First of all, when one enters the Theatre House (which anyone is permitted to do; during the House’s decline, around the late 1970’s, this notion of acceptance was tackily coined, ‘Lets perform together’ in garish casino style lights by the front gates, which probably put off more performers and viewers alike than encouraged them), one can only do so by going through the main entrance and into the Reception  area – there is only one way into the Theatre House – even for staff, the owners and various people involved in the project, long having been very strict about this element of security (though what with it’s evident decline, I personally don’t see why they need go to such bother).

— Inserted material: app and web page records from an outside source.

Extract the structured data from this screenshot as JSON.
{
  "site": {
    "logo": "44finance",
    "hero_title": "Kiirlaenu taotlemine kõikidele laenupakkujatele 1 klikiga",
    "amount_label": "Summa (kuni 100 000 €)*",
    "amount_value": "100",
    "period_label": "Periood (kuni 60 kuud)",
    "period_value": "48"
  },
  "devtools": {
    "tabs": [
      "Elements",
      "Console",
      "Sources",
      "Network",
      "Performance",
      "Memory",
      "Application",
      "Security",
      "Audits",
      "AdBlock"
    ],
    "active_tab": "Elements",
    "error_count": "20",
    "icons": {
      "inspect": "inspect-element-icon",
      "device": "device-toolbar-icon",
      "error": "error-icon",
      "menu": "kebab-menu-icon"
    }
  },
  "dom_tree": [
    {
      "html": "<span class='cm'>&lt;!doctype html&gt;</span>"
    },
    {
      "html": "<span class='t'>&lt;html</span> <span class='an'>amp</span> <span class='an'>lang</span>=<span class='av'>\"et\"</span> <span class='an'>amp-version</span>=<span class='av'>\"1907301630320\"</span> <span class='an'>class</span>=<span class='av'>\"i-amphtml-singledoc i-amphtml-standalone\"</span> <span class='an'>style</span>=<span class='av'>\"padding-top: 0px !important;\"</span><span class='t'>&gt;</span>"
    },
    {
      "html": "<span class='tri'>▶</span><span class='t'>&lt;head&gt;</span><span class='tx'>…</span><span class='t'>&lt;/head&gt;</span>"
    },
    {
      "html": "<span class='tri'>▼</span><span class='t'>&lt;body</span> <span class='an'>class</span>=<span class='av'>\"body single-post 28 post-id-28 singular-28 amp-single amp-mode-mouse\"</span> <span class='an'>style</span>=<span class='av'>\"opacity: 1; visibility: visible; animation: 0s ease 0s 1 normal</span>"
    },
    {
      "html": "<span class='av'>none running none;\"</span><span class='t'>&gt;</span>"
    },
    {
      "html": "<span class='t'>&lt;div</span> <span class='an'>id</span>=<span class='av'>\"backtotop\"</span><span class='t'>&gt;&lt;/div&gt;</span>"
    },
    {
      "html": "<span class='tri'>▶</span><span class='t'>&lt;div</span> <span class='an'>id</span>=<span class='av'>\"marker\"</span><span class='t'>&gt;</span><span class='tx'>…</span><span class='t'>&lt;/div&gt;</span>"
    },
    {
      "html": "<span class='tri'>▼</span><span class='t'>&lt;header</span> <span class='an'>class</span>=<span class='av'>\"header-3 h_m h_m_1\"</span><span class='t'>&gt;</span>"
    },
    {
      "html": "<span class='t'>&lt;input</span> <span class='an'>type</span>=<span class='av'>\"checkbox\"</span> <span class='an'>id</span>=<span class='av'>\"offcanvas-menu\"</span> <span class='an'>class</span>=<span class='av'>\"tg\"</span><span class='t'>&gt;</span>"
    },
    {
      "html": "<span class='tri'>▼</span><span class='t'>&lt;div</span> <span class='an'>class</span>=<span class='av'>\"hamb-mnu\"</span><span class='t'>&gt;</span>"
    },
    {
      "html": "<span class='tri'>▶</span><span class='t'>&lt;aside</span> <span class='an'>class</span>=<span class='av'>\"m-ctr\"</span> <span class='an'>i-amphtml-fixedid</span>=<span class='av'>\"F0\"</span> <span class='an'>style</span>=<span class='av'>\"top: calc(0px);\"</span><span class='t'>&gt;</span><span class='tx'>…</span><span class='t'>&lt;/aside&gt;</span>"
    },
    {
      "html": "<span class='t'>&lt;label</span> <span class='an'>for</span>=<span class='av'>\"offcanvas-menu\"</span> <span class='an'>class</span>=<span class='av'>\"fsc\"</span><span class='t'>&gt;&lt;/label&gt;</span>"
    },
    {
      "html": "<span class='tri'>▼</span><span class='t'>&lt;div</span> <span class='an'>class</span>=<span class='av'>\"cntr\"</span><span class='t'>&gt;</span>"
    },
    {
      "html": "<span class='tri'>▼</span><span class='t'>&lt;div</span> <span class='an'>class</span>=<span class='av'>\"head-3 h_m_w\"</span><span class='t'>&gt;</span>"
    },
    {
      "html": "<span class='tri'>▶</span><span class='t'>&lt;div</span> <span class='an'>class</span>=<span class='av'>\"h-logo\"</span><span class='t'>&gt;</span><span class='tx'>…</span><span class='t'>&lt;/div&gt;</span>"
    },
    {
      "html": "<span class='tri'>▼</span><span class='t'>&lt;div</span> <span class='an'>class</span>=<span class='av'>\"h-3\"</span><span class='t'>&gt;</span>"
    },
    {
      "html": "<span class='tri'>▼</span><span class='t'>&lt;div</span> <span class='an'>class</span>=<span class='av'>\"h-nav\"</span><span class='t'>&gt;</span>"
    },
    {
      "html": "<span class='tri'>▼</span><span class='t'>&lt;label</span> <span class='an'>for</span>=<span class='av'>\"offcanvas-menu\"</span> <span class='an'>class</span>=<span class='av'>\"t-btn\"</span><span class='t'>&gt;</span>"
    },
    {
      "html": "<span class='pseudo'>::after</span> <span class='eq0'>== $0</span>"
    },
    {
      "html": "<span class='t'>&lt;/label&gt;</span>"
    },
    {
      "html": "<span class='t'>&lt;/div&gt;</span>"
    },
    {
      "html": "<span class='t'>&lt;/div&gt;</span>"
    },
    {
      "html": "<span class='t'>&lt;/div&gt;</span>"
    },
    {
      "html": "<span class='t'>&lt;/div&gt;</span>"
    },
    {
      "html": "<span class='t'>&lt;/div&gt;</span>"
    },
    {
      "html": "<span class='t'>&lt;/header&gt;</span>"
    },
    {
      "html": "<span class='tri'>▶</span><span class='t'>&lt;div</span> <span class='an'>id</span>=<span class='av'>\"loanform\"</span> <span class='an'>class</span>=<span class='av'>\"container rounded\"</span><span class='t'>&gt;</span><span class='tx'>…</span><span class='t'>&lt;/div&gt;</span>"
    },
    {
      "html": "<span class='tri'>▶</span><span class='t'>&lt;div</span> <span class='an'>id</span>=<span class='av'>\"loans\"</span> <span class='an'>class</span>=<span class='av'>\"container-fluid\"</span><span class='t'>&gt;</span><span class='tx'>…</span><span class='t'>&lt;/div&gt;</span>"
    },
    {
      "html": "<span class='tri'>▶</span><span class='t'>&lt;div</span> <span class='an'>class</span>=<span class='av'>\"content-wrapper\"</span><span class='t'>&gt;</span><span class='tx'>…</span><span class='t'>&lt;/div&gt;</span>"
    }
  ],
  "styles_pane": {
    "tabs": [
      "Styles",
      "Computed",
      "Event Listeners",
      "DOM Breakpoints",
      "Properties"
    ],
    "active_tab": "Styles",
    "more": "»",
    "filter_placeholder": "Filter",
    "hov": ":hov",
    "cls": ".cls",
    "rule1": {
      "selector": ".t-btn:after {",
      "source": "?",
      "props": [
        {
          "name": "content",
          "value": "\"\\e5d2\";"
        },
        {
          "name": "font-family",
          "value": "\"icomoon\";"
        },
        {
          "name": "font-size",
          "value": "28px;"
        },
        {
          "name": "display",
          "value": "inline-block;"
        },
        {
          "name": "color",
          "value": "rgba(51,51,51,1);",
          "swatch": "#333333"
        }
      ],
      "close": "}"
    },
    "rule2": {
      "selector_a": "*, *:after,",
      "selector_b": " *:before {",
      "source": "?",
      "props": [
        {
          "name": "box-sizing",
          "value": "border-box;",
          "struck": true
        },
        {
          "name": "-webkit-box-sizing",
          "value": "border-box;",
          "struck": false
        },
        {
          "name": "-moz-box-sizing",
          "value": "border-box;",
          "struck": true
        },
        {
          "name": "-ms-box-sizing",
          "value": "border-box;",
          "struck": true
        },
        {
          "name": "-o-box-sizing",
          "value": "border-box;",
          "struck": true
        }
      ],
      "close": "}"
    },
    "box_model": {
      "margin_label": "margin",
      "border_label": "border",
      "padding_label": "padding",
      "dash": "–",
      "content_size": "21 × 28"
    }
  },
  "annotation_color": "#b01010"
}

I speak of ‘decline’, but perhaps I am exaggerating: I only mean that is has declined (and greatly) compared to what it once was, for as you have probably guessed, there are no longer Napoleons or scientific inventors in attendance (the seat where Einstein once sat through a Flamenco performance is now merely a tourist distraction, ingeniously called, Einstein’s Seat), nor are the local clientele anything to be proud of, for quite simply, they no longer exist, what with the extortionate signing on fees and notoriously long waiting lists (all relatively new editions to the ‘Theatre House Experience’). No, instead, the audience (and I can only go by the reports I have read), mainly consist of city slickers, well-off country folk in need of a night out in London (forgive me, but yes! We have been in London all this time!), and the occasional mid-level celebrity (just to keep the Press happy). But these are harsh criticisms, taken from a disgruntled journalist (whose name, fortunately escapes me – and don’t worry, it’s not me!  - I know what you’re like!), and if the Theatre House’s audience is being criticised (quite an absurd and elitist notion, in my opinion, even if the audience and critics themselves often are of the elite), this can only mean one thing: that the performances are of unparalleled quality, and while I am yet to see one here (for as you know, I’m only here to perform, and after my experience in the Reception Area and my route through the corridors to backstage, there’s no way I’m plunging any further into the bureaucratic labyrinth that is the administration of the Theatre House, just to gain the privilege of becoming a one time audience member), it is common knowledge that the quality of art exhibited here, through performance, through film, through music, through literature, through exhibition itself, is well and truly of the highest order. That’s all I shall say of it: talking of art and other artists bores me (in fact, there’s nothing I hate more, and so consequently, there’s very little else I do), so feel free to research more about The Theatre House if you so please.

 

I’m getting cynical again and losing my new found level of poise. But don’t worry, I’m not going down the old road again.

 

I fear that I’ve over emphasised the ‘fallen glory’ aspect to The Theatre House: perhaps I am being bitter: after all, it had been supposedly arranged that I perform here. Ah, but now I have to explain how I was invited here, don’t I?

Can you not understand, that on a metaphysical and literary level, it is impossible for me to do this? In doing so, I cease to exist…